What you will do. Report how many lines in the listing below include the word "новости". Write nothing besides the number.

The data.
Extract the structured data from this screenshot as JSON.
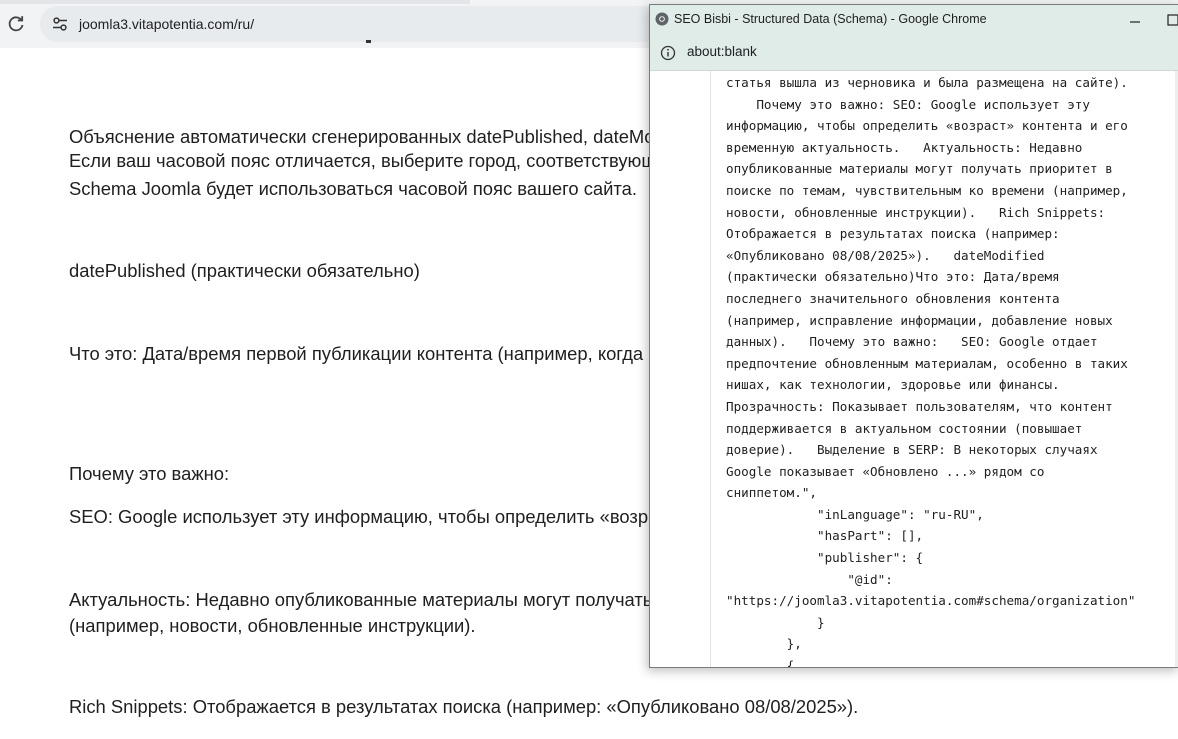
{
  "browser": {
    "url": "joomla3.vitapotentia.com/ru/"
  },
  "page": {
    "lines": [
      "Объяснение автоматически сгенерированных datePublished, dateModified",
      "Если ваш часовой пояс отличается, выберите город, соответствующий",
      "Schema Joomla будет использоваться часовой пояс вашего сайта.",
      "datePublished (практически обязательно)",
      "Что это: Дата/время первой публикации контента (например, когда",
      "Почему это важно:",
      "SEO: Google использует эту информацию, чтобы определить «возраст»",
      "Актуальность: Недавно опубликованные материалы могут получать",
      "(например, новости, обновленные инструкции).",
      "Rich Snippets: Отображается в результатах поиска (например: «Опубликовано 08/08/2025»)."
    ]
  },
  "popup": {
    "title": "SEO Bisbi - Structured Data (Schema) - Google Chrome",
    "address": "about:blank",
    "code_lines": [
      "статья вышла из черновика и была размещена на сайте).",
      "    Почему это важно: SEO: Google использует эту",
      "информацию, чтобы определить «возраст» контента и его",
      "временную актуальность.   Актуальность: Недавно",
      "опубликованные материалы могут получать приоритет в",
      "поиске по темам, чувствительным ко времени (например,",
      "новости, обновленные инструкции).   Rich Snippets:",
      "Отображается в результатах поиска (например:",
      "«Опубликовано 08/08/2025»).   dateModified",
      "(практически обязательно)Что это: Дата/время",
      "последнего значительного обновления контента",
      "(например, исправление информации, добавление новых",
      "данных).   Почему это важно:   SEO: Google отдает",
      "предпочтение обновленным материалам, особенно в таких",
      "нишах, как технологии, здоровье или финансы.",
      "Прозрачность: Показывает пользователям, что контент",
      "поддерживается в актуальном состоянии (повышает",
      "доверие).   Выделение в SERP: В некоторых случаях",
      "Google показывает «Обновлено ...» рядом со",
      "сниппетом.\",",
      "            \"inLanguage\": \"ru-RU\",",
      "            \"hasPart\": [],",
      "            \"publisher\": {",
      "                \"@id\":",
      "\"https://joomla3.vitapotentia.com#schema/organization\"",
      "            }",
      "        },",
      "        {"
    ]
  },
  "icons": {
    "reload": "reload-icon",
    "site_settings": "tune-icon",
    "chrome": "chrome-icon",
    "info": "info-icon",
    "minimize": "minimize-icon",
    "maximize": "maximize-icon"
  }
}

Solution. 2